If I’ve made this review sound like the movie is a big success, it’s not. There are rough patches with the editing and camerawork littered everywhere; the found-footage approach is well-conceived relative to a disaster like July’s The Gallows - but it’s nowhere near flawless, and there are still plentiful moments where a character is clearly only holding the camera so that there can be a scene at all.

Character moments stumble about as often as they succeed; Tyler has a subplot about being an amateur rapper that goes nowhere, and is responsible for a rancid little scene set on a train encompassing just about everything wrong with Shyamalan’s instincts as far as how people behave. There’s a deeper and more resonant horror film about age and perception that develops and invests us in Grandma and Grandpa more (a late interview scene with Grandma, played with unforced conviction by Deanna Dunagan, is unexpectedly poignant and effective) that feels overlooked in favor of jump scares and camerawork.

I’d rank it an easy fourth among his filmography, which is easier than it sounds when five out of the nine entries involved are varying degrees of awful.
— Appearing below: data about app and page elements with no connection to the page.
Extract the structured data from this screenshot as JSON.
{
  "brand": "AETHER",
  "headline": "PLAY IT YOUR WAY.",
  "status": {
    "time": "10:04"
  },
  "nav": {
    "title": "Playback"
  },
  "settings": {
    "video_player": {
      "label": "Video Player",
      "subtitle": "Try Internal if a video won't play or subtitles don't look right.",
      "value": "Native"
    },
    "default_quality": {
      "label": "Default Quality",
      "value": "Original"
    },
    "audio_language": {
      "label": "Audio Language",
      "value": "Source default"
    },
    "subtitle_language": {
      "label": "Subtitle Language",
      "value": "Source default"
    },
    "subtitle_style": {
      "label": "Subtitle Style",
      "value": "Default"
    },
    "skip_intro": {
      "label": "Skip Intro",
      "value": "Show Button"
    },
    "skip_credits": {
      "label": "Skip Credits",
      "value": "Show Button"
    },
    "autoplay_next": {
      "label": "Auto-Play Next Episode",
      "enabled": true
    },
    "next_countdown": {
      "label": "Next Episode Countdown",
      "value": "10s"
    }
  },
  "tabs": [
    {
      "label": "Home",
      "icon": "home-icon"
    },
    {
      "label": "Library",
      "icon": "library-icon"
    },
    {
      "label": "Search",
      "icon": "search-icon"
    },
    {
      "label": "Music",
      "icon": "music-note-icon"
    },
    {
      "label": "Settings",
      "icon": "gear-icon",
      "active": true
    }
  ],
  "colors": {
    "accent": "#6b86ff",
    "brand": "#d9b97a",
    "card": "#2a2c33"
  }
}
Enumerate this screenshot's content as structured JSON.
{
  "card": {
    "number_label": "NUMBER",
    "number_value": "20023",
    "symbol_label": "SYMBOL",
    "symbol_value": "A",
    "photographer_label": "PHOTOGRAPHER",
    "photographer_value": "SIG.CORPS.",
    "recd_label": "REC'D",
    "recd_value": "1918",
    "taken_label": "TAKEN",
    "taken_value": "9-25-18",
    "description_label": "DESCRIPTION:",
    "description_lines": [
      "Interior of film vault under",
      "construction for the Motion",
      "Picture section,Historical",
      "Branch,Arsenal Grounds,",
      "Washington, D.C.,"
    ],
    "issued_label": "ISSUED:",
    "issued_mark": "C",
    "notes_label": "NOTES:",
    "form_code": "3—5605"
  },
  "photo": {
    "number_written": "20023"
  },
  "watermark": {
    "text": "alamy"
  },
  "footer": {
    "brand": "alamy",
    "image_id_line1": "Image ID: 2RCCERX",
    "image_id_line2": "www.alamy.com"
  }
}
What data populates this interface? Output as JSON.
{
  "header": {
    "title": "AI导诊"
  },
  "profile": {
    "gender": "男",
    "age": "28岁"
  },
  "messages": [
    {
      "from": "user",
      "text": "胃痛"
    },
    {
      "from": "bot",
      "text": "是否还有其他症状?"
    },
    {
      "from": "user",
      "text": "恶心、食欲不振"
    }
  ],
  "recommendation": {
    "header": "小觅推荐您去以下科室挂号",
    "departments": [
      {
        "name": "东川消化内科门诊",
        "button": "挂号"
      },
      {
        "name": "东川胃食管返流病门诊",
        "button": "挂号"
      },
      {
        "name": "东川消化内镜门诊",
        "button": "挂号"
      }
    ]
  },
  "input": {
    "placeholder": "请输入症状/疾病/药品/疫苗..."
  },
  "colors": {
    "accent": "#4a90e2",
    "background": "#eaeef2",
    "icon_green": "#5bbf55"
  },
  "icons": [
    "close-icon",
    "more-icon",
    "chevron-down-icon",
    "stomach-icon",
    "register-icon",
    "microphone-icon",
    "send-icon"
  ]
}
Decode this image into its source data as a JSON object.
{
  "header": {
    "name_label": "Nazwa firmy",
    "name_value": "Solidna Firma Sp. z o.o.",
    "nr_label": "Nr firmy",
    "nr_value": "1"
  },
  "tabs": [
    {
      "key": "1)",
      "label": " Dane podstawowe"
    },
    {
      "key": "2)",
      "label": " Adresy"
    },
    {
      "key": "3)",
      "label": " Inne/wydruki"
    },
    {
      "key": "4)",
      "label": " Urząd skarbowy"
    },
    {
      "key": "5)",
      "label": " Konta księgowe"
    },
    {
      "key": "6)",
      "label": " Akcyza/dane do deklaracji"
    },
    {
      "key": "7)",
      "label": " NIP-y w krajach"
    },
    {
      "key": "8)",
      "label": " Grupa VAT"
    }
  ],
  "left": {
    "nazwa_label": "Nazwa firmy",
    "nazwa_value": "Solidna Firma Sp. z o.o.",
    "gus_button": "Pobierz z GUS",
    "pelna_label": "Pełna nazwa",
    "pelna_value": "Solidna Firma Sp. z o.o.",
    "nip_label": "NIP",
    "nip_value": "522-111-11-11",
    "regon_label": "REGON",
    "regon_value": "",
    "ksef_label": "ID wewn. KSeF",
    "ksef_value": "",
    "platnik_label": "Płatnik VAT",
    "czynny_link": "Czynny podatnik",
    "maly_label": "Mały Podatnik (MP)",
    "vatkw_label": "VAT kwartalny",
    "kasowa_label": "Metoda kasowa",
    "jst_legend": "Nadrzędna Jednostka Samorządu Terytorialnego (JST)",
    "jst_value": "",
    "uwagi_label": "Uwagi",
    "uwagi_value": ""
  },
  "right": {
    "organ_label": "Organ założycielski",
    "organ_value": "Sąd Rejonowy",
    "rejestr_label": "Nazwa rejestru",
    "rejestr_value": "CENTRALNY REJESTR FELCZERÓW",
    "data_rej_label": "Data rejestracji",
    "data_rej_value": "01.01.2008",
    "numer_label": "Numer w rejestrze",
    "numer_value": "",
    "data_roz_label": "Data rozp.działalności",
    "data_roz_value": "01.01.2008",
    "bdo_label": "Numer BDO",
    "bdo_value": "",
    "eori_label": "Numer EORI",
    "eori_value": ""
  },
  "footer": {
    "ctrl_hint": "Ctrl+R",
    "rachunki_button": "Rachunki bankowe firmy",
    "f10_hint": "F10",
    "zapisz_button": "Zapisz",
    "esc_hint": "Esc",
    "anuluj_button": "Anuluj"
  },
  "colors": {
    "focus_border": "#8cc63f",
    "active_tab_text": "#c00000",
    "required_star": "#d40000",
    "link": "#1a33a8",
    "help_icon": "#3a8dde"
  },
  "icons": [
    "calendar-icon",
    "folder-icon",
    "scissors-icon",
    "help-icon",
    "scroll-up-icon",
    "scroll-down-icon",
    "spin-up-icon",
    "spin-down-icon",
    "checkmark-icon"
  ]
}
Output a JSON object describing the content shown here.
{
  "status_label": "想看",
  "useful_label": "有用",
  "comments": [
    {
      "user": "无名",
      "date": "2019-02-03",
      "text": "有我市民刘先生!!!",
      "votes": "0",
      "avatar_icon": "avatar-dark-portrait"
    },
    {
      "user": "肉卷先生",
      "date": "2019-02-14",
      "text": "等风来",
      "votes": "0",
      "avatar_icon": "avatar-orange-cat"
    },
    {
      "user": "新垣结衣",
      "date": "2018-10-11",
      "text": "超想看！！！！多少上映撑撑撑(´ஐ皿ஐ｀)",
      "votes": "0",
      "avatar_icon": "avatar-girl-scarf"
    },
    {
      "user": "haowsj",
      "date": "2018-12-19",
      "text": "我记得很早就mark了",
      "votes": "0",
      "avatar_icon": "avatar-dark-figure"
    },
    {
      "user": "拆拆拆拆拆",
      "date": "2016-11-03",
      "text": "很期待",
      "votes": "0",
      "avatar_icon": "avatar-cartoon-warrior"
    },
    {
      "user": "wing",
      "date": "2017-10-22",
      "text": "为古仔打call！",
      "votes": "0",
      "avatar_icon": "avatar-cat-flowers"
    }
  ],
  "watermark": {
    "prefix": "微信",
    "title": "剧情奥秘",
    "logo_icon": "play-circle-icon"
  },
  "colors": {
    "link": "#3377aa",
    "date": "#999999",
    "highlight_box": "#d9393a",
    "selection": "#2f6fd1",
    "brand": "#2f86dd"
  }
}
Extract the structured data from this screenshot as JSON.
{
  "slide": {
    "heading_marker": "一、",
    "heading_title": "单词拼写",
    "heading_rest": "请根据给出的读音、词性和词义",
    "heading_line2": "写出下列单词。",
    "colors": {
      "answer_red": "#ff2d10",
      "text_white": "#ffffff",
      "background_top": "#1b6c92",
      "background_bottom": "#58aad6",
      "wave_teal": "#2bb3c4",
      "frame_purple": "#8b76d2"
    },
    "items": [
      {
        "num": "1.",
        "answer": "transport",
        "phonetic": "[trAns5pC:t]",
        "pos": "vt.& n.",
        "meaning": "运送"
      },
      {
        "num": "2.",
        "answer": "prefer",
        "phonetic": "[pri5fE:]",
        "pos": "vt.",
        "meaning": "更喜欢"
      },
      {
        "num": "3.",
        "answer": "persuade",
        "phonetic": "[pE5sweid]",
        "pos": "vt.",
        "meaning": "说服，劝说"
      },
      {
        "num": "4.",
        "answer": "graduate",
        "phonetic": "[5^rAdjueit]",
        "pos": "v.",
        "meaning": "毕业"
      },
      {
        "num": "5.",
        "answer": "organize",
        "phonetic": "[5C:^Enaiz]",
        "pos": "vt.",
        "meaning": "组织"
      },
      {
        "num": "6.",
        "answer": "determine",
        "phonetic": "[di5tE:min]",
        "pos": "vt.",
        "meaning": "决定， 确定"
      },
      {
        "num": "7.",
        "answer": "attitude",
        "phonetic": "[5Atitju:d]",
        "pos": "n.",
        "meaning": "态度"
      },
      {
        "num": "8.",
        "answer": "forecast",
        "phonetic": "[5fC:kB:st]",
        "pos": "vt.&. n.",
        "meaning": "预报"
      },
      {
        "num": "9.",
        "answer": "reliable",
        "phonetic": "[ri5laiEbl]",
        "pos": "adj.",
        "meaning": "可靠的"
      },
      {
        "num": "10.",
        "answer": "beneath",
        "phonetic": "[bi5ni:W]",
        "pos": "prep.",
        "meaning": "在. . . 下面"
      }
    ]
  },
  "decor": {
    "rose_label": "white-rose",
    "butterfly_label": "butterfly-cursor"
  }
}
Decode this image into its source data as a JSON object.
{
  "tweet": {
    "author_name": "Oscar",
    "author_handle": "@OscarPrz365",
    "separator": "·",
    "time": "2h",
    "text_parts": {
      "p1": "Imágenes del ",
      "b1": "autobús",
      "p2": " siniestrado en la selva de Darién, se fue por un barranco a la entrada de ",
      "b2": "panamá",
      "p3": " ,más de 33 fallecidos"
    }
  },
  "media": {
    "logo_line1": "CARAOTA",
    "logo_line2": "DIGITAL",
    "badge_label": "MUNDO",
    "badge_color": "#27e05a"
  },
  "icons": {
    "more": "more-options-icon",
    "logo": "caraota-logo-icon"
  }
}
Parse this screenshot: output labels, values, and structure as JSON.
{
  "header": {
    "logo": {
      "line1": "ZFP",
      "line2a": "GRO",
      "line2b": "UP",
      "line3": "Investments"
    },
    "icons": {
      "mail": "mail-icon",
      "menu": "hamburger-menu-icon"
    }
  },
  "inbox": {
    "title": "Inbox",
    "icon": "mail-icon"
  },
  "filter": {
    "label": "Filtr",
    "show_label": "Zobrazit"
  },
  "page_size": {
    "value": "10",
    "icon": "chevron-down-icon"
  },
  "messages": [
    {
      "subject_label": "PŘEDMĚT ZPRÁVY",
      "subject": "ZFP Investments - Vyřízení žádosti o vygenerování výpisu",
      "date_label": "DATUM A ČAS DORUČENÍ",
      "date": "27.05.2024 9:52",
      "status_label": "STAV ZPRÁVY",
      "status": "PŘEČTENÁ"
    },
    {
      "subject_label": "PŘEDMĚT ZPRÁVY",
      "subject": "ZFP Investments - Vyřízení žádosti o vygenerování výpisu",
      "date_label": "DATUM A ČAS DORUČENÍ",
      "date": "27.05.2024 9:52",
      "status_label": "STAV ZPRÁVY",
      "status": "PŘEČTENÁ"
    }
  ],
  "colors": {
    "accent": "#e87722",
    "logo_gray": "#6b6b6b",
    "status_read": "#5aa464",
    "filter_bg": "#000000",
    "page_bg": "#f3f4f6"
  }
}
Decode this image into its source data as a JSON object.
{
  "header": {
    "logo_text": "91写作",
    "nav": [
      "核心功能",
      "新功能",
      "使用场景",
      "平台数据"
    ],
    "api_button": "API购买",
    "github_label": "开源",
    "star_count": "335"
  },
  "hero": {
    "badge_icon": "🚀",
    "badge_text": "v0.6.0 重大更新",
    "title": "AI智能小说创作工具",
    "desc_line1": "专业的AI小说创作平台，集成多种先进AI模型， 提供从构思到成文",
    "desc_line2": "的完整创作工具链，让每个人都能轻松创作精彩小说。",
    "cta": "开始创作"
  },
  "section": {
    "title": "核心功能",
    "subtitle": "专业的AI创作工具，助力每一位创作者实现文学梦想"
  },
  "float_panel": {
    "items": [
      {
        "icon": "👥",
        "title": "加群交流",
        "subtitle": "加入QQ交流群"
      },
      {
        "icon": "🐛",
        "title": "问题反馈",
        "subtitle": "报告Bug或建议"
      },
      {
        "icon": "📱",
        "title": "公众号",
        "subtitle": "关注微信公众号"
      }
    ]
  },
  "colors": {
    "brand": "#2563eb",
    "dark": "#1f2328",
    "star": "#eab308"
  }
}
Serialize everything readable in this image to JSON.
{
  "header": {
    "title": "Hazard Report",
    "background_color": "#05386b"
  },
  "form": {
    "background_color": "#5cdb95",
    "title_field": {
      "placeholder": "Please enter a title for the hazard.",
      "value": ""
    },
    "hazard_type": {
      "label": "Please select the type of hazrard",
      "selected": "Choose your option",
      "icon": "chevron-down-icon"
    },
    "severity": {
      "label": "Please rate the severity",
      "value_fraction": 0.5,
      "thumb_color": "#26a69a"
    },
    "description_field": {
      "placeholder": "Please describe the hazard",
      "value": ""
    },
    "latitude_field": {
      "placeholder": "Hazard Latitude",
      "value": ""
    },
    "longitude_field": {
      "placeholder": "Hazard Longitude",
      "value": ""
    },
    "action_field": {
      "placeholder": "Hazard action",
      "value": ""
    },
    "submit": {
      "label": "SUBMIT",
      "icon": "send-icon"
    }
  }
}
I can’t deny The Visit its successes, though: it’s playfully tense, the characters are more informal and lived-in than in any Shyamalan film in years, the cinematic technique works, and it builds a convincing and unsettling world. It could have been much worse.